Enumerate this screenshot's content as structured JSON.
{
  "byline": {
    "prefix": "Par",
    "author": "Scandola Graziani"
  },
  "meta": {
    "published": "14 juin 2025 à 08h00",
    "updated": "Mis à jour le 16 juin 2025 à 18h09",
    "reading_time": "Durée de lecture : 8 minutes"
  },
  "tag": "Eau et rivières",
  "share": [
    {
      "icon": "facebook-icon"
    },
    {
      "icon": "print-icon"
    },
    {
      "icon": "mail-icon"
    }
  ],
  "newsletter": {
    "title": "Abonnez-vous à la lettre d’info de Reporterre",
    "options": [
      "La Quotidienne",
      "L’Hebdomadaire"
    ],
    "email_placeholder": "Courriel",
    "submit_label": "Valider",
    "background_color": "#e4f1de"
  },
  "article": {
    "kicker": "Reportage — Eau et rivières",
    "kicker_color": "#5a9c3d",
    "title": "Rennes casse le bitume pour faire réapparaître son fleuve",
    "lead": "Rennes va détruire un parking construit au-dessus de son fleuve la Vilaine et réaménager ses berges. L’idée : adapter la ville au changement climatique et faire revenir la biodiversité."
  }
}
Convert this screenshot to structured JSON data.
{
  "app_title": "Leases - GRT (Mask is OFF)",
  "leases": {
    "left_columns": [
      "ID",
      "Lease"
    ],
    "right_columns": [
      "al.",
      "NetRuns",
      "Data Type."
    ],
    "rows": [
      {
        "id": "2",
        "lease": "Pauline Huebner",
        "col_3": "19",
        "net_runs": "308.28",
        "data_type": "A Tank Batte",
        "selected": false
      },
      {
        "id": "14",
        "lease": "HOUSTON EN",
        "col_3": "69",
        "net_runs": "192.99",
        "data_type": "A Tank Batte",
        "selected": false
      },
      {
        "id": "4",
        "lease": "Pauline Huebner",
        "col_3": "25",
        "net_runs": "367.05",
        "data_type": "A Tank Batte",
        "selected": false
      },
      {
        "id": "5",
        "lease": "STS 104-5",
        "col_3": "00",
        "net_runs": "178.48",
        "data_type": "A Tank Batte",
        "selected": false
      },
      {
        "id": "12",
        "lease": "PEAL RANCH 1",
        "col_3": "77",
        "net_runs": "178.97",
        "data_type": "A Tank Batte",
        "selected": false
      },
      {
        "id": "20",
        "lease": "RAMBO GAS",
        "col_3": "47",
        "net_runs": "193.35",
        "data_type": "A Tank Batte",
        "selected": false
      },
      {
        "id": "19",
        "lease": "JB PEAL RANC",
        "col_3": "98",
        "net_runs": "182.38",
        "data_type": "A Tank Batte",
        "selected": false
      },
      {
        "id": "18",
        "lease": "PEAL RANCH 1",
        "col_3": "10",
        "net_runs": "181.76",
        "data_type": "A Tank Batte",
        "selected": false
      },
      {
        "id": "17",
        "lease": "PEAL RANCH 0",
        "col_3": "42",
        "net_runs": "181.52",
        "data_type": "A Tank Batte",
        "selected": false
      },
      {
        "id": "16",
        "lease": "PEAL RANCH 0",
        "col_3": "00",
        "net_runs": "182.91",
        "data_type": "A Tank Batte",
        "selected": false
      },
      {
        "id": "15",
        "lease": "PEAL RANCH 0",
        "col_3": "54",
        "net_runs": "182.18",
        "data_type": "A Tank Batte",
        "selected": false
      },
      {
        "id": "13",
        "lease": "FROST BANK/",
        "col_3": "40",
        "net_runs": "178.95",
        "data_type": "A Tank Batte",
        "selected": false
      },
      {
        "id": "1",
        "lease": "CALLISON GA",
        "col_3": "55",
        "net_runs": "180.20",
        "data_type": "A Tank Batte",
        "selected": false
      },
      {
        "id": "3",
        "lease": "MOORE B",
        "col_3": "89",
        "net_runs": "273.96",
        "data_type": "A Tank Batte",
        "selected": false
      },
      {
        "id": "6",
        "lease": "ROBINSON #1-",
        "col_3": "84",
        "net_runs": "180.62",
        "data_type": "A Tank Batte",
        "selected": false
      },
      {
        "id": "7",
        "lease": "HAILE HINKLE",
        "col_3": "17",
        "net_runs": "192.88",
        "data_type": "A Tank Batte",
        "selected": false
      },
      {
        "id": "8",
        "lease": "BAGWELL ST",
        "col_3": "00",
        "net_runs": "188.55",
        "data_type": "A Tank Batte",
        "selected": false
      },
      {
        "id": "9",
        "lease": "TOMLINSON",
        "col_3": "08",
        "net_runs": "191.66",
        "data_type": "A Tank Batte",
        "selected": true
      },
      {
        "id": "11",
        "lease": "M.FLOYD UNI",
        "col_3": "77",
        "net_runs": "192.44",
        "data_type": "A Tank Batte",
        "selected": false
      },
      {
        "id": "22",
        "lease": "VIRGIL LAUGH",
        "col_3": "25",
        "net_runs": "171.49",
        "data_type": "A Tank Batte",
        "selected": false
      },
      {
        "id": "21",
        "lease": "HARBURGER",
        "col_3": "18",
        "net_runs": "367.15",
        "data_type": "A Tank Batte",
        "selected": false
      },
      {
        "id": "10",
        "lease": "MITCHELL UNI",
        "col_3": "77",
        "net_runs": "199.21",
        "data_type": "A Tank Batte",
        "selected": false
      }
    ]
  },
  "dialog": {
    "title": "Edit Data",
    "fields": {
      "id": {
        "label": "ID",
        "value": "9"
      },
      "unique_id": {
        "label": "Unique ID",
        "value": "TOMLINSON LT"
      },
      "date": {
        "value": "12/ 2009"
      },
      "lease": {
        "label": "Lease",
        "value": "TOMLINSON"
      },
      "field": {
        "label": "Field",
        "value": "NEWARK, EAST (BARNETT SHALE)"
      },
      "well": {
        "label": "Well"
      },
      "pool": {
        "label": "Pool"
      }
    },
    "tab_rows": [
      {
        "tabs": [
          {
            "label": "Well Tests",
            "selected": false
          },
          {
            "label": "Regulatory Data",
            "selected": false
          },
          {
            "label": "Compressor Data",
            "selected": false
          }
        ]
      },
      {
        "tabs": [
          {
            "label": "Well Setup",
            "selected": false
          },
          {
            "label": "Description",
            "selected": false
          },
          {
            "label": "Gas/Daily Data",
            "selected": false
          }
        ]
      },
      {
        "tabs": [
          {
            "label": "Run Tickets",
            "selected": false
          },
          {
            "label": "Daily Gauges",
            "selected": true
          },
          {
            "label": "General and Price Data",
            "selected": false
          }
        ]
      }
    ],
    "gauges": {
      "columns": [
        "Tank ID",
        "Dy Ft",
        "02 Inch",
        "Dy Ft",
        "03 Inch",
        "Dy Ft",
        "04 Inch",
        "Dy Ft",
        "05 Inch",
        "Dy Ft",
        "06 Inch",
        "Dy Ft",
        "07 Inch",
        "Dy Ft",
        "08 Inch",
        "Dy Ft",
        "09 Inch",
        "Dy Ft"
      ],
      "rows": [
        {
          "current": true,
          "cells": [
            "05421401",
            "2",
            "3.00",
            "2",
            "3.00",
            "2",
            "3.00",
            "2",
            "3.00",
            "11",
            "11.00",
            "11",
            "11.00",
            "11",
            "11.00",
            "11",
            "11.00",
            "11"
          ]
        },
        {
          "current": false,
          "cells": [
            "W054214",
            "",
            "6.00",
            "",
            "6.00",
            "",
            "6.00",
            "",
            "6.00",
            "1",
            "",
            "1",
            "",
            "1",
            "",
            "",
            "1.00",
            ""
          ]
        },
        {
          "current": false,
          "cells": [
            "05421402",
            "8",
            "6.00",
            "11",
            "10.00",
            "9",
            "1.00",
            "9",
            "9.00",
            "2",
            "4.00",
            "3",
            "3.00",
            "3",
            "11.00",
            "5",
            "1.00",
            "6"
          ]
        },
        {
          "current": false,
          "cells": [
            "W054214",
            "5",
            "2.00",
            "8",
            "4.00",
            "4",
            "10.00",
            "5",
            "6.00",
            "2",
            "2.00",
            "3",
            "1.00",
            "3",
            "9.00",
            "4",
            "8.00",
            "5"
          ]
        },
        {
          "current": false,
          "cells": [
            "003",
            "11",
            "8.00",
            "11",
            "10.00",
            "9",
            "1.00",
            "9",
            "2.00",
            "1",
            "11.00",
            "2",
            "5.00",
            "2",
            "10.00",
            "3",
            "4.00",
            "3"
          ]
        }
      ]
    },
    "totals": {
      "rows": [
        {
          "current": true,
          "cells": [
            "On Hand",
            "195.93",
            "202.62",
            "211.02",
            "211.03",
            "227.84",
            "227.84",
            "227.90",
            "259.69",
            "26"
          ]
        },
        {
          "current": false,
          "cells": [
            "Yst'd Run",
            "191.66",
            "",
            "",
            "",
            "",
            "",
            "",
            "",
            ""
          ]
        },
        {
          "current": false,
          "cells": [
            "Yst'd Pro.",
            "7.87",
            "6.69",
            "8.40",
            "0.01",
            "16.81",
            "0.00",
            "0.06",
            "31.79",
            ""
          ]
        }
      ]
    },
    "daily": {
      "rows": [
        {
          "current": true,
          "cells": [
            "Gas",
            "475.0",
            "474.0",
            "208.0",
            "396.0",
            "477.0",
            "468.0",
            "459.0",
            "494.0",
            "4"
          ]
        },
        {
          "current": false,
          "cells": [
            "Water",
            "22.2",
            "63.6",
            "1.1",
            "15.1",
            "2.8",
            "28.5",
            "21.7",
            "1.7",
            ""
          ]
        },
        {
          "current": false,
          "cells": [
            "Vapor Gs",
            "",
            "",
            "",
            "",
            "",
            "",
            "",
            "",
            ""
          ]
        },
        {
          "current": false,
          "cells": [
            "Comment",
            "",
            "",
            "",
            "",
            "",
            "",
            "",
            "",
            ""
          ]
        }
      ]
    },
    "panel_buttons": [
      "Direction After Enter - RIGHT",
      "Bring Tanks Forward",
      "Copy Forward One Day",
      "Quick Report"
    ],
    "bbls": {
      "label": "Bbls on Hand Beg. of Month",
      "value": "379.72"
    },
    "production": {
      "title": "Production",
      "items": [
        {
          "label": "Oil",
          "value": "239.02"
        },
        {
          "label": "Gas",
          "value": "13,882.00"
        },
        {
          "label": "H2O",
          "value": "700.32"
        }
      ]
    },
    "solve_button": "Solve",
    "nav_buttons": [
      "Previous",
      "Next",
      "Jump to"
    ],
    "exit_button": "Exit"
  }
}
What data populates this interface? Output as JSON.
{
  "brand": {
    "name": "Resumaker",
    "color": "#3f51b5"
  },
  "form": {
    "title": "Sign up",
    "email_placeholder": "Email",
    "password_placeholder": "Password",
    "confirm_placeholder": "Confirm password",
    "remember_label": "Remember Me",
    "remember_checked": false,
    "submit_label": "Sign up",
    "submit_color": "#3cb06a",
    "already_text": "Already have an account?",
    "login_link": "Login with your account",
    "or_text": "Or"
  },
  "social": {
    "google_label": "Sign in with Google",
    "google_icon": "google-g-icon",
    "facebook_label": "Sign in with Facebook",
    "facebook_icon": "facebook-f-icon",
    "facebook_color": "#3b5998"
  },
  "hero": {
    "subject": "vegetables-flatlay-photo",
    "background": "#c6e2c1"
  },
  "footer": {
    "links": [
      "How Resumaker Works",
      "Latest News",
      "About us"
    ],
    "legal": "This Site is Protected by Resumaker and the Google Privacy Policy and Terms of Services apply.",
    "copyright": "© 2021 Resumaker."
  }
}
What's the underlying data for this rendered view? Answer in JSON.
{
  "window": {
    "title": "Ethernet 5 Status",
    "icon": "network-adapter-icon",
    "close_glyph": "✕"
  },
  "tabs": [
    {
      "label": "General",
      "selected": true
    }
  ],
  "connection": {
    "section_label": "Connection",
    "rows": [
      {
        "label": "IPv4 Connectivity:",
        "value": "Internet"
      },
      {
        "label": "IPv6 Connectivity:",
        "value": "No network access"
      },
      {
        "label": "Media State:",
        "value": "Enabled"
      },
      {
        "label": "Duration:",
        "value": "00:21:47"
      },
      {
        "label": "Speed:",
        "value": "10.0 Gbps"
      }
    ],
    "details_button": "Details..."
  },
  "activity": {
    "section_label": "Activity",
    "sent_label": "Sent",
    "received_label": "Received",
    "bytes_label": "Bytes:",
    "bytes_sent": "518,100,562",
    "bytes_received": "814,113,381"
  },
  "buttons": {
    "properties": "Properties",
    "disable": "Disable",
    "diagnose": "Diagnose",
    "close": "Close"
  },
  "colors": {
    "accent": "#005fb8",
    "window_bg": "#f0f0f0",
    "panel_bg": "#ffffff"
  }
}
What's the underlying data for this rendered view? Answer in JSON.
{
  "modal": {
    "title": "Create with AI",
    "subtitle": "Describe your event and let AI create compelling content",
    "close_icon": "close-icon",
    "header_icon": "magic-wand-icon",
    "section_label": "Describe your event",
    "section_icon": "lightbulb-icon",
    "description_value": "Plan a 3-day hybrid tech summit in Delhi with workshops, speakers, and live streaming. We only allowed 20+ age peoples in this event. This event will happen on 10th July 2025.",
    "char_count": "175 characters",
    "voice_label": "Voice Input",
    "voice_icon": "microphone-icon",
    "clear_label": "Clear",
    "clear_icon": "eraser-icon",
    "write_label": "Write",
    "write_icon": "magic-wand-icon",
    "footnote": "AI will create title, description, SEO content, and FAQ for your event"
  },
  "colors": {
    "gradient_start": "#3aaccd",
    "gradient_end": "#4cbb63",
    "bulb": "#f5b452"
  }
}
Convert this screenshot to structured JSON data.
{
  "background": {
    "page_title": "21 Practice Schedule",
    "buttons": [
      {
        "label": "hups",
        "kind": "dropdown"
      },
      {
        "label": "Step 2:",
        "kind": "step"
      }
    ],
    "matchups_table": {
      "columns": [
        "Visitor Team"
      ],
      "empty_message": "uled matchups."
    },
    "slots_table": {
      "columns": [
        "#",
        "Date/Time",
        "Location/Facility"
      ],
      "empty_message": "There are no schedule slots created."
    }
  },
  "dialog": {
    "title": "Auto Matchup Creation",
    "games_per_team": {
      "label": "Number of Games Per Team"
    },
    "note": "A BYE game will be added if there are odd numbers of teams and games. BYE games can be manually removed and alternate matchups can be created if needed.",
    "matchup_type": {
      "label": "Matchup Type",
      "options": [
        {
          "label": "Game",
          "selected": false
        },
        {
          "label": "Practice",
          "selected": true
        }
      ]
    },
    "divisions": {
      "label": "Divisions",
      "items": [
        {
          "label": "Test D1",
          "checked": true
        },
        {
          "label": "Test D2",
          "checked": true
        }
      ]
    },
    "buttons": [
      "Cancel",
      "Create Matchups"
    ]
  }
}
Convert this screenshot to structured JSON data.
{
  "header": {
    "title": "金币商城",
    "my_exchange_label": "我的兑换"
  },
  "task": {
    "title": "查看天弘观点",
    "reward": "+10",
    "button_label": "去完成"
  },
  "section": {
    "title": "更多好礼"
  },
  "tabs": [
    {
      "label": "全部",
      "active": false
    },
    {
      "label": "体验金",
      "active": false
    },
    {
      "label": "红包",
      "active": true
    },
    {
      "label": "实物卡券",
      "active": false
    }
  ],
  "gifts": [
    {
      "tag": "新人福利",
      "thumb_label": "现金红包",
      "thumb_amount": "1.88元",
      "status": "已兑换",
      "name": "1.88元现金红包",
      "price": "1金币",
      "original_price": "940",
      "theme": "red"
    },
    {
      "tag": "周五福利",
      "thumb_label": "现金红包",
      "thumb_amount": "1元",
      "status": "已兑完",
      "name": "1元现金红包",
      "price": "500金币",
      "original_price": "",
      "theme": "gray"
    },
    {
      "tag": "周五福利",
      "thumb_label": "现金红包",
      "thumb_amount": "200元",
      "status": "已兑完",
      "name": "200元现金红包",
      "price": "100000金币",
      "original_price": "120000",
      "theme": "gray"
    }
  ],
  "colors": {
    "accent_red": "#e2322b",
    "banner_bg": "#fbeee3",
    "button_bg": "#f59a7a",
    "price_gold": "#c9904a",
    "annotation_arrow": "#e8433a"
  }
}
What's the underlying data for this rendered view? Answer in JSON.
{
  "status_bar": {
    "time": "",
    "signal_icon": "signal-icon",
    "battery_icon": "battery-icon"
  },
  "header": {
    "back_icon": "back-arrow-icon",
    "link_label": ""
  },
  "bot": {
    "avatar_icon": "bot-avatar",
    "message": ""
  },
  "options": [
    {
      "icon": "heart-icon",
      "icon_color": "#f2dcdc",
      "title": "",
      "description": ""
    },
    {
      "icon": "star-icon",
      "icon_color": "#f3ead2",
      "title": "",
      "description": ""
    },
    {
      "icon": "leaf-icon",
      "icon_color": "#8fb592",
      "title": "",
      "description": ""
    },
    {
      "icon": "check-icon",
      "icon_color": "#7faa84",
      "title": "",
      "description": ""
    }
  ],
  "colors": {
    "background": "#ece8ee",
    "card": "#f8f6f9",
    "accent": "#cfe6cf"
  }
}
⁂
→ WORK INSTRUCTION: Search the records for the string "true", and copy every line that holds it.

→ RESULT FOR THIS TASK:
        "selected": true
            "selected": true
          "current": true,
          "current": true,
          "current": true,
      "selected": true
          "selected": true
          "checked": true
          "checked": true
      "active": true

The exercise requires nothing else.